A notable rite of passage in the YSD school year, The Carlotta Festival pairs graduating directors—Alexandru Mihail and Lileana Blain-Cruz, director of Fox Play—with the final projects of playwrights in the program.  This year, a graduate of the program, Tea Alagić, 07, returns to direct Majok’s play.  After the opening weekend—Fox Play, 8 p.m., May 4; Petty Harbour, 8 p.m., May 5; The Bachelors, 8 p.m., May 6—the plays continue to run in rotating repertory from the 8th to the 12th.  At the Iseman Theater, New Haven.  For more information:


We're All Misfits

In the playbill for reWilding, now showing through Saturday night at the Yale Cabaret, YSD playwrighting student Martyna Majok writes of “a rural community in North Carolina that lives in the wild.”  The people she describes have their reasons for living on the edges of what most of us recognize as “civilization.”  What she wants to provide for the playgoer is some sense of the kinds of damage and drama and oddity that cause people to drop-out of one kind of culture to find community in the wilds. Majok asks, “What if you lose it? What if you chose the wrong thing? What if you realize you never had it?  What if you simply perceive a lack, if you don’t know even the name of what you’re seeking?”  Probing questions in this time of social unrest, volatile professions, of unemployment, of lost savings and property.  If it’s not exactly easy to imagine alternatives to the world we live in, we have perhaps better reason than ever to ask our artists to imagine other possibilities for us.

Majok’s play is in itself a mixed bag: an eclectic assortment of rural types tell stories to us and to each other, and interact along, mostly, trajectories of reveal and conceal.  This is not an open, easy-going community, it’s one fraught with psychic wreckage, with tensions that only fitfully rise to the surface—as for instance in Julian’s (Tim Brown) monologue about disappearing children—but elsewhere—as for instance when Eddie’s (Dan O’Brien) tale of how a pick-up he spent the night with was found dead is punctuated by testy comments from his girlfriend (Amanda Bermudez)—the full scope of these lives is only hinted at.

In a mix like this, almost everyone will find their stand-out character or performance.
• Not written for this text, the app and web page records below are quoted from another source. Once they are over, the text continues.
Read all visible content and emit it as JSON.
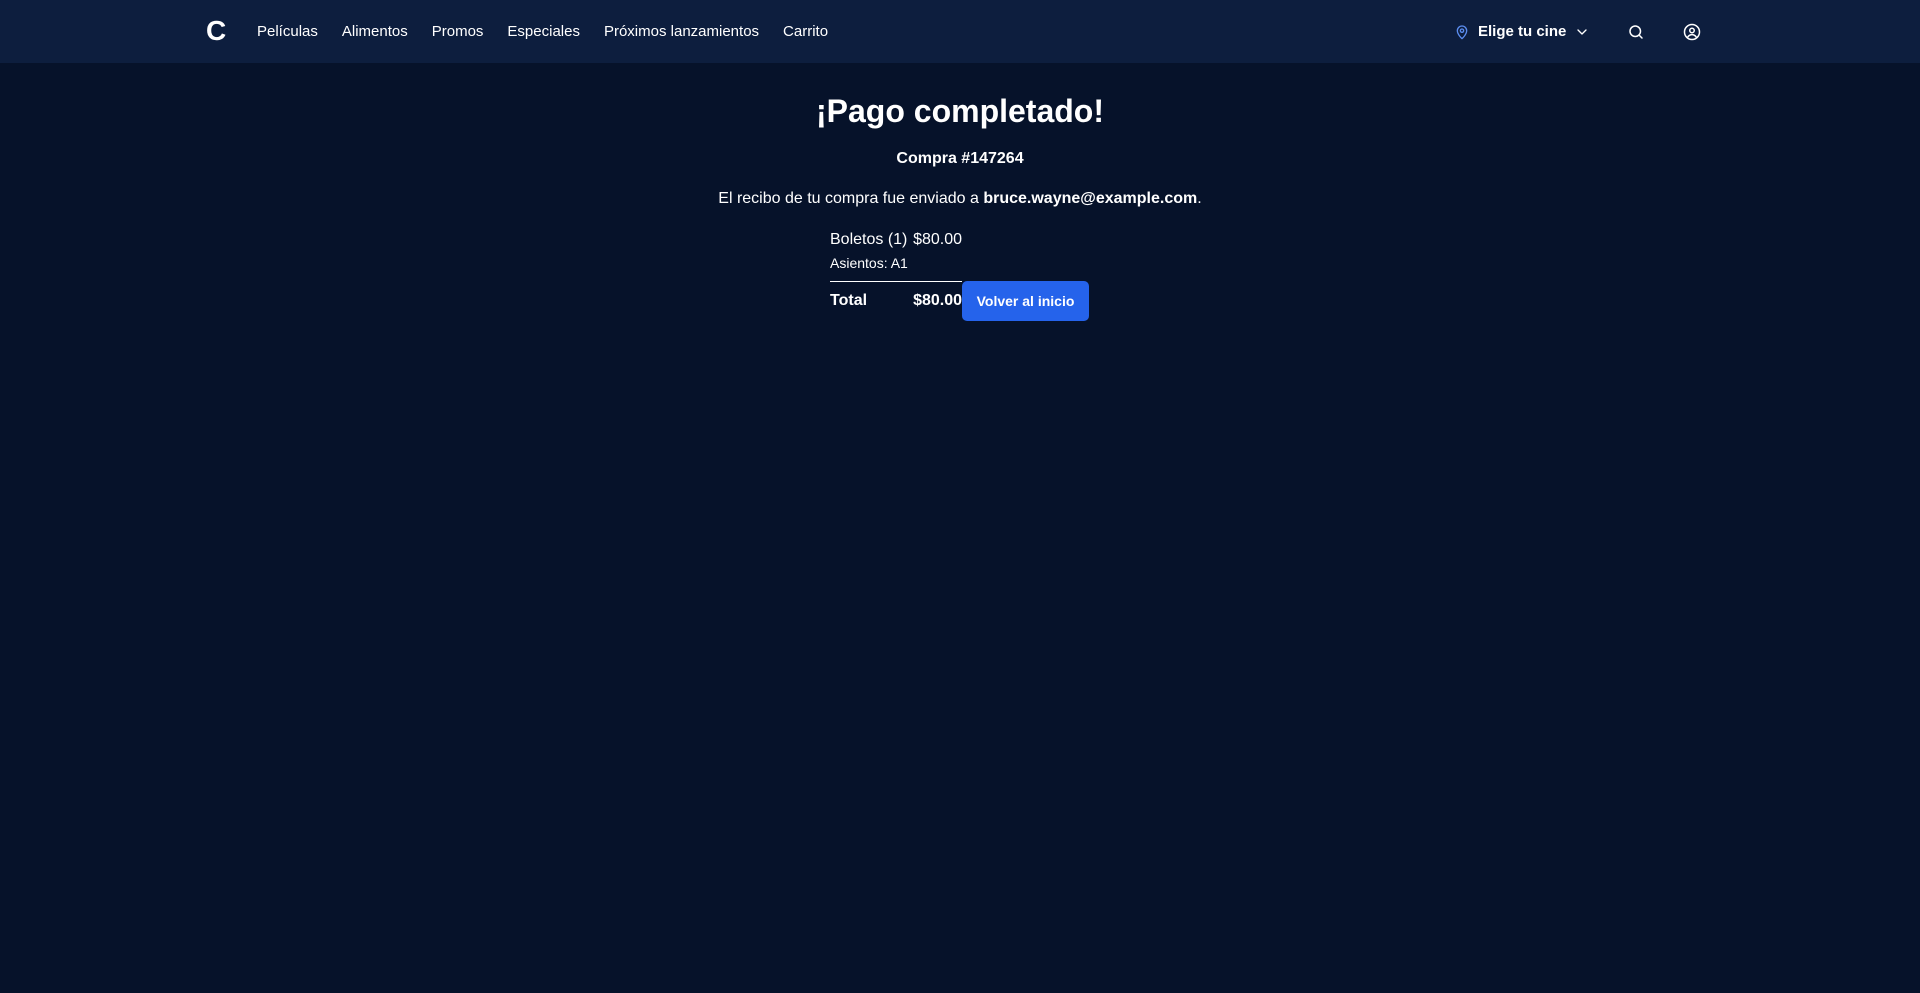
{
  "header": {
    "logo_text": "C",
    "nav": [
      "Películas",
      "Alimentos",
      "Promos",
      "Especiales",
      "Próximos lanzamientos",
      "Carrito"
    ],
    "cinema_selector": "Elige tu cine",
    "icons": {
      "location": "map-pin-icon",
      "chevron": "chevron-down-icon",
      "search": "search-icon",
      "user": "user-circle-icon"
    }
  },
  "main": {
    "title": "¡Pago completado!",
    "order": "Compra #147264",
    "receipt_prefix": "El recibo de tu compra fue enviado a ",
    "email": "bruce.wayne@example.com",
    "receipt_suffix": ".",
    "items": [
      {
        "label": "Boletos (1)",
        "price": "$80.00",
        "detail": "Asientos: A1"
      }
    ],
    "total_label": "Total",
    "total_value": "$80.00",
    "home_button": "Volver al inicio"
  },
  "colors": {
    "background": "#06122a",
    "header": "#0d1e3e",
    "accent": "#2563eb",
    "pin": "#5b8def"
  }
}
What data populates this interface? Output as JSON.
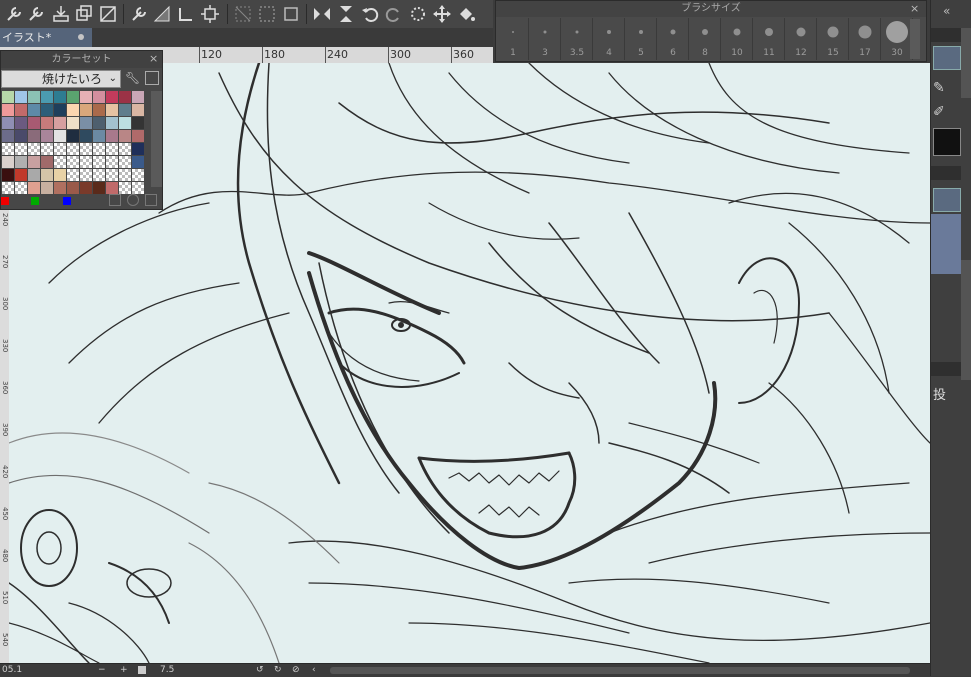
{
  "document": {
    "tab_title": "イラスト*"
  },
  "ruler": {
    "labels": [
      "120",
      "180",
      "240",
      "300",
      "360"
    ]
  },
  "vruler": {
    "labels": [
      "240",
      "270",
      "300",
      "330",
      "360",
      "390",
      "420",
      "450",
      "480",
      "510",
      "540"
    ]
  },
  "brush_panel": {
    "title": "ブラシサイズ",
    "sizes": [
      "1",
      "3",
      "3.5",
      "4",
      "5",
      "6",
      "8",
      "10",
      "11",
      "12",
      "15",
      "17",
      "30"
    ]
  },
  "color_panel": {
    "title": "カラーセット",
    "selected_set": "焼けたいろ",
    "swatch_colors": [
      [
        "#b6d7a8",
        "#9fc5e8",
        "#8bc1b4",
        "#4b9bb0",
        "#2e7c91",
        "#5aa36f",
        "#e6b0b5",
        "#d38e9e",
        "#c23b5c",
        "#9b3246",
        "#c9a6b6"
      ],
      [
        "#ef9a9a",
        "#c26a6a",
        "#5d8aa8",
        "#2c5e79",
        "#1f3f5c",
        "#fbd6b0",
        "#d9a77b",
        "#aa6a4b",
        "#e6c3a3",
        "#5f7d8c",
        "#d9b6a3"
      ],
      [
        "#8f8fb3",
        "#6b5a80",
        "#a85a72",
        "#c77b7b",
        "#d7a0a0",
        "#efe0c8",
        "#7a8fa6",
        "#4e5f6e",
        "#a3c2cf",
        "#bcdfe1",
        "#343434"
      ],
      [
        "#6c6c8a",
        "#4a4a6a",
        "#8a6b7a",
        "#a9859a",
        "#e2e2e2",
        "#1f2d40",
        "#2f4a5f",
        "#6b8aa3",
        "#a8798c",
        "#b98686",
        "#b06a6a"
      ],
      [
        "#checker",
        "#checker",
        "#checker",
        "#checker",
        "#checker",
        "#checker",
        "#checker",
        "#checker",
        "#checker",
        "#checker",
        "#1f2f5a"
      ],
      [
        "#d9d0cc",
        "#b0b0b0",
        "#c8a0a0",
        "#a06a6a",
        "#checker",
        "#checker",
        "#checker",
        "#checker",
        "#checker",
        "#checker",
        "#3a5a8a"
      ],
      [
        "#3a0f0f",
        "#c0392b",
        "#a9a9a9",
        "#d4c4a8",
        "#e8d2a6",
        "#checker",
        "#checker",
        "#checker",
        "#checker",
        "#checker",
        "#checker"
      ],
      [
        "#checker",
        "#checker",
        "#e0a090",
        "#c8b0a0",
        "#b07060",
        "#9a5a4a",
        "#7a3a2a",
        "#5a2a1a",
        "#c06a6a",
        "#checker",
        "#checker"
      ]
    ],
    "bottom_dots": [
      "#ff0000",
      "#00a000",
      "#0000ff"
    ]
  },
  "right_dock": {
    "visible_char": "投"
  },
  "status_bar": {
    "zoom_left": "05.1",
    "zoom_value": "7.5"
  }
}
The play, directed by Dustin Wills with a good feel for the space, is a good match for the Cab since it’s always a treat to see so many students—it’s a cast of twelve—get a chance to try out well-written monologues and dialogues.  Majok’s prose is at times insistently poetic, but never gratuitously so.  It’s a play that’s a pleasure at times to listen to—as when Eddie tells, while changing lug nuts, a grippingly compressed story of a rather existential fishing-trip with his dad and brother.  At other times there’s the fascination in how much can be communicated without many words—as in the awkward courtship rituals Quinn (Chris Bannow) directs at Adam (Mickey Theis), or in the rather baleful welcome that Agnes (Margot Bordelon) gives Eda (Ashton Heyl).  Then there’s all-too brief comic grotesquerie when Chicken Man (Lucas Dixon) regales us with exploding, pill-popping chickens at the “disco-tecky.”

The set, also by Wills, is stark, almost maze-like with doors that serve as plank-bridges and lots of interesting detritus in the ceiling, evoking a kind of subterranean space, a junkyard of misdirections.  Maybe somewhere in there is the “it” you lost, or the “it” you’ll find.


reWilding by Martyna Majok Directed by Dustin Wills

Yale Cabaret January 12-14, 2012